Despite this lack of awareness it is difficult to understate the practical importance of the public domain or to exaggerate the damage caused by recent moves to restrict its scope and stop works either dropping out of copyright or being available for use when they do.
This is not just about music.
Creative writers make use of the public domain in a wide range of contexts - from a literary novel like Sena Jeter Naslund's Ahab's Wife which appropriates characters from Melville's Moby-Dick; to The Simpsons episode Tales from the Public Domain which ruthlessly plunders The Odyssey and Hamlet for our amusement.
The writers of The Simpsons have used public domain works
There would seem to be a pressing need to create, defend, grow and cultivate this space for creativity and ensure that its boundaries are drawn more widely not less, yet everywhere around us we see newly imposed limits on its scope.
Laws designed to protect the interests of rights holders allow them to wrap digital rights management systems around published material and then prosecute those who breach the DRM even if the purpose for which the material is to be used is itself perfectly permissible.
In this way copyright law is superseded, and rights which might be granted under the law are removed and replaced with far more restrictive licences that are themselves protected by rigid legislation which allows no fair-dealing defence.
Locks and keys
DVDs are protected using a rights management system called CSS, the content scrambling system. It is therefore illegal to copy a DVD since doing so requires you to break CSS and laws like the US Digital Millennium Copyright Act protect these "technological protection measures".
If you buy an e-book of Jane Austen's Persuasion from the online shop eBookmall then you will not be able to copy and paste from it into your school essay or print it for convenient reading in the bath, whatever rights you may have under the Copyright Act, for while copyright may expire 70 years after the death of the author the digital rights management licence endures.
What use is a public domain that has a high electric fence around it, with gated entry and armed guards patrolling to ensure that nothing is taken out and exploited elsewhere?
Digital locks on content can outrun the law
For the key point of the public domain for a writer is that its contents can be mined, exploited, changed, abused and - through the application of creative energy and inspiration - turned into something new.
The size and usefulness of the public domain depends entirely on the limits placed on the monopoly granted to creators by copyright law, and if copyright law is strengthened or the term extended, or if copyright is gradually replaced with more restrictive contract law then this will have a direct effect on the freedoms enjoyed by creative writers.
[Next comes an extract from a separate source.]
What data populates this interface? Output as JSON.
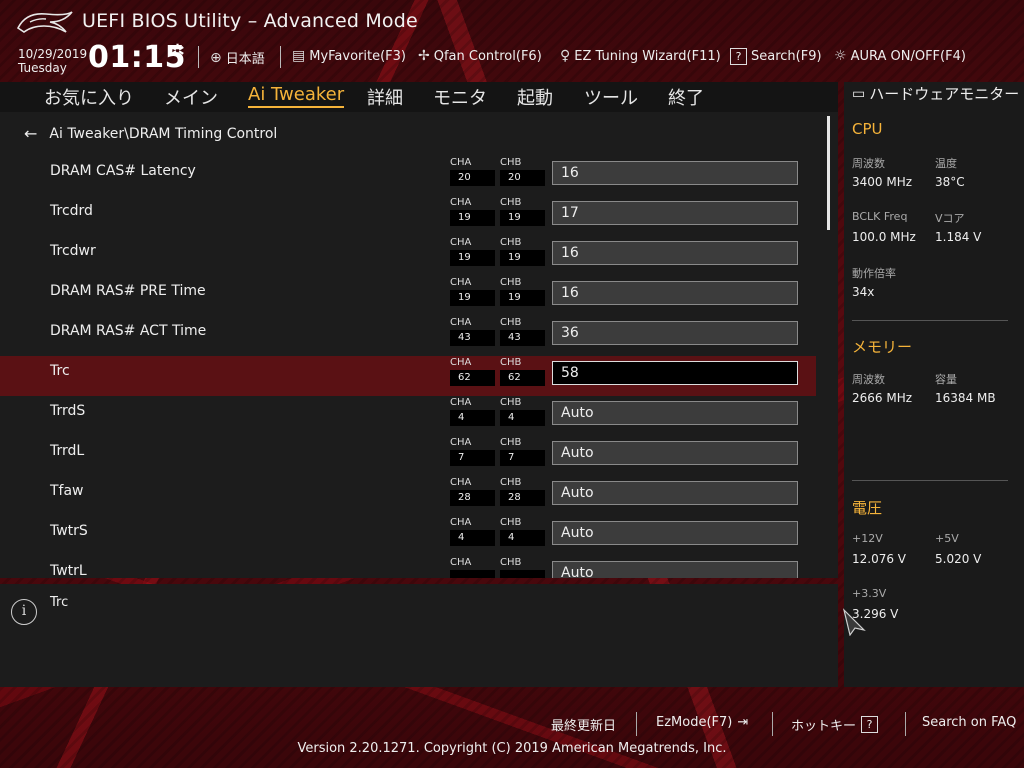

But the real danger of enforcing copyright through technology with digital rights management systems is that it replaces the messy application of a human-made law with the rigid determinism of a rule-based system.
This may not stop the purely original artist or writer, but these are in short supply and cannot hope to furnish our world with its cultural and artistic requirements. Most of us steal unashamedly from the work of others, at least when it comes to looking for ideas and material to work with, and we need the flexibility which today's imperfect law offers to allow us space to work, breathe and seek inspiration.
Microsoft's inflexibility when it comes to sharing songs on Zune players shows that it prefers control over creativity, and should be a warning to us all that the time has come to argue for freedom of expression and against these modern enclosures.
Bill Thompson is a regular commentator on the BBC World Service programme Digital Planet